Phew! But absolutely spot on! Perhaps spot on is too delicate for the best demolition job of the century so far. The work for the grandstand at Ascot does come close, but not that close!

On Wednesday, I said to my son, Henry, who works with Gareth Pierce, that I believed that Blunkett released the memo and resigned when he did, as he felt the judgement on Thursday would go against him. It would be better to resign over a domestic matter than a matter of policy. The latter would have ruined him.

You may think, I’m of the left. I am, but of the old left of the Tory party. My father was proud that he was in the East End in the 1930’s throwing rocks at Mosley. We are more civilised now and use words. Is it better?

Friday, December 17, 2004


Blunkett's Demise


We'll miss the dog though! That was loyal!

Monday, December 13, 2004


Stansted Expansion

If the UK is going to remain a world-class economy then we need hi-tech jobs.

Most of those will come in East Anglia, where people get on with things without the subsidy that is inherent with development in the North, Scotland, Wales and Northern Ireland.

Stansted expansion is essential to those jobs and it is pity that a few well-off NIMBYs feel they can be so selfish to deny others their employment and ultimately pension rights.

I will be affected by all of this expansion as I live halfway between Cambridge and Stansted, but know that the benefits I will receive far outweigh any negative aspects.

Wednesday, December 08, 2004


Parts on E-Bay

Nothing new there!

I’ve been phoned by someone trying to find some computer spares for NASA.

In fact isn’t it a tribute to the reliability of the systems installed all those years ago, that they still work well and safely.

Monday, December 06, 2004



For years I suffered from mild depression for no reason. I also used to get migraine head-aches and was often tired.

I never saw a doctor about it, but for other reasons I went and was eventually diagnosed as a coeliac. This means that I have an allergy to the gluten found in wheat, barley, bread, beer and pasta.

Since then due to a simple diet, the psychological symptoms have gone.

I wonder how many others are on anti-depressants when the real problem is actually something physical.

Friday, December 03, 2004


Banning Trucks Overtaking on Two Lane Roads

This is a really good idea.

On the M11 and A14, which I use a lot, there is often large amounts of open road caused by two trucks travelling alongside each other.
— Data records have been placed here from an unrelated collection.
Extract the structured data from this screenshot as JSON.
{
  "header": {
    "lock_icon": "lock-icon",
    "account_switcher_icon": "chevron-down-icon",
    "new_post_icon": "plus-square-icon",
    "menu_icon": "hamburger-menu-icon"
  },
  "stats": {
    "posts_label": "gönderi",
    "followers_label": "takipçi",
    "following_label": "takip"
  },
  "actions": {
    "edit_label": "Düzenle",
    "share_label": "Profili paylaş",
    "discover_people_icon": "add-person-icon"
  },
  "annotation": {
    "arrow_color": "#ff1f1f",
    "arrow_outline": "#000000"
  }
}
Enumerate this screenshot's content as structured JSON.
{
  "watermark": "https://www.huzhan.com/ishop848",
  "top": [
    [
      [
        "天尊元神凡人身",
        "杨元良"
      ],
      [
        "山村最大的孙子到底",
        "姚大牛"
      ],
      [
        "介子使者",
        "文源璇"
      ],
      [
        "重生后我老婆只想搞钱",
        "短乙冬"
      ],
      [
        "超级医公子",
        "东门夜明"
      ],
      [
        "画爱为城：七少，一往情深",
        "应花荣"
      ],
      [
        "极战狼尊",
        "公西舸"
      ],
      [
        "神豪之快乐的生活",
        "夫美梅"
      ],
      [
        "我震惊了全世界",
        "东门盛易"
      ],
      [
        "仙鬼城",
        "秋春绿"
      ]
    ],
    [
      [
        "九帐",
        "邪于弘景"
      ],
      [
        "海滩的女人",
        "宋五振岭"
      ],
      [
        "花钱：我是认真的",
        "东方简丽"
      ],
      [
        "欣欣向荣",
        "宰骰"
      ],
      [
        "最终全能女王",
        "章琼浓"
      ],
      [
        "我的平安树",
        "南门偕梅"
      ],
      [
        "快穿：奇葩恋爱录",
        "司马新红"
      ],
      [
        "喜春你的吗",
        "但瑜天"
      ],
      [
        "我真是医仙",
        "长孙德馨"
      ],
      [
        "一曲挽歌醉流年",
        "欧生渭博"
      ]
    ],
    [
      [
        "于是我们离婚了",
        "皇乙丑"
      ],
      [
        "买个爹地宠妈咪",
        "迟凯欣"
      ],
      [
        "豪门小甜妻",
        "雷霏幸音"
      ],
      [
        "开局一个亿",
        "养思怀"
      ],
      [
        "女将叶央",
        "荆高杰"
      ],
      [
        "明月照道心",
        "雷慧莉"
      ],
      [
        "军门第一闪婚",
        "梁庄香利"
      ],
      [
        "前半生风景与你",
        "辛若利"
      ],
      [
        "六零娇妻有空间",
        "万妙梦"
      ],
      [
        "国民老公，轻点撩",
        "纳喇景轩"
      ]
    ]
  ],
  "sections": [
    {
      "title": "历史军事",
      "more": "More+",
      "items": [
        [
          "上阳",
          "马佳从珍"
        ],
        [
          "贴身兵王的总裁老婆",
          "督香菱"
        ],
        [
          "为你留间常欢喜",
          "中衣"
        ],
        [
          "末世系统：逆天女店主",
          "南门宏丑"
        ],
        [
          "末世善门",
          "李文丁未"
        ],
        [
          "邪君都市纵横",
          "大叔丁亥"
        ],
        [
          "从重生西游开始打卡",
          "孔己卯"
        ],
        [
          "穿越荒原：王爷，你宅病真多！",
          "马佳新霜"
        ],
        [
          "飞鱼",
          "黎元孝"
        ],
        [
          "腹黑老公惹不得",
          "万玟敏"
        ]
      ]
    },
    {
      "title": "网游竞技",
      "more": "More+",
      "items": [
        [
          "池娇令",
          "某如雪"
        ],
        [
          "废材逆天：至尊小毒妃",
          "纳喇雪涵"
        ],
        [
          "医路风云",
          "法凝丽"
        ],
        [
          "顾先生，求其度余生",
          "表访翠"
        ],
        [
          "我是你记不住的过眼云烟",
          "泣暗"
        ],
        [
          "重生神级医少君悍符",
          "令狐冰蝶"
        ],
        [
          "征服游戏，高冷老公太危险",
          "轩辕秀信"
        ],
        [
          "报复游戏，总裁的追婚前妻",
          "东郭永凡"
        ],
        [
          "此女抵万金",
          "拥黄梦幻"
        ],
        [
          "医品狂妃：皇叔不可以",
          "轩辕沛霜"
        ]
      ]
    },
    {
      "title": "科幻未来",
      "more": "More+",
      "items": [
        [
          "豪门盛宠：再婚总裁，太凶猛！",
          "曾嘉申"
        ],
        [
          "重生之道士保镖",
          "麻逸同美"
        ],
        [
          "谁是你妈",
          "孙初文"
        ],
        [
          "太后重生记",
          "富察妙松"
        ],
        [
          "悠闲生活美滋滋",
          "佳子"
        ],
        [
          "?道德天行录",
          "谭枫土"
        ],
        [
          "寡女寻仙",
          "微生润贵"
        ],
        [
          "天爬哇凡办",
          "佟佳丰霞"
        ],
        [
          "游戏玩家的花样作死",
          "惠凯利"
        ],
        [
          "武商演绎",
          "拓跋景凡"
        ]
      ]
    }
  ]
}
There have also been a large number of fatal accidents involving trucks, especially at the busy A14/M11 junction which has led the police to open a full discussion, as to ideas to improve safety.

Trucks often force their way out too and on several occasions I have had to break very sharply. I’ve even seen motorists so frustrated with trucks undertake on the hard shoulder of the M11.

Let’s get this sensible ban in on Monday.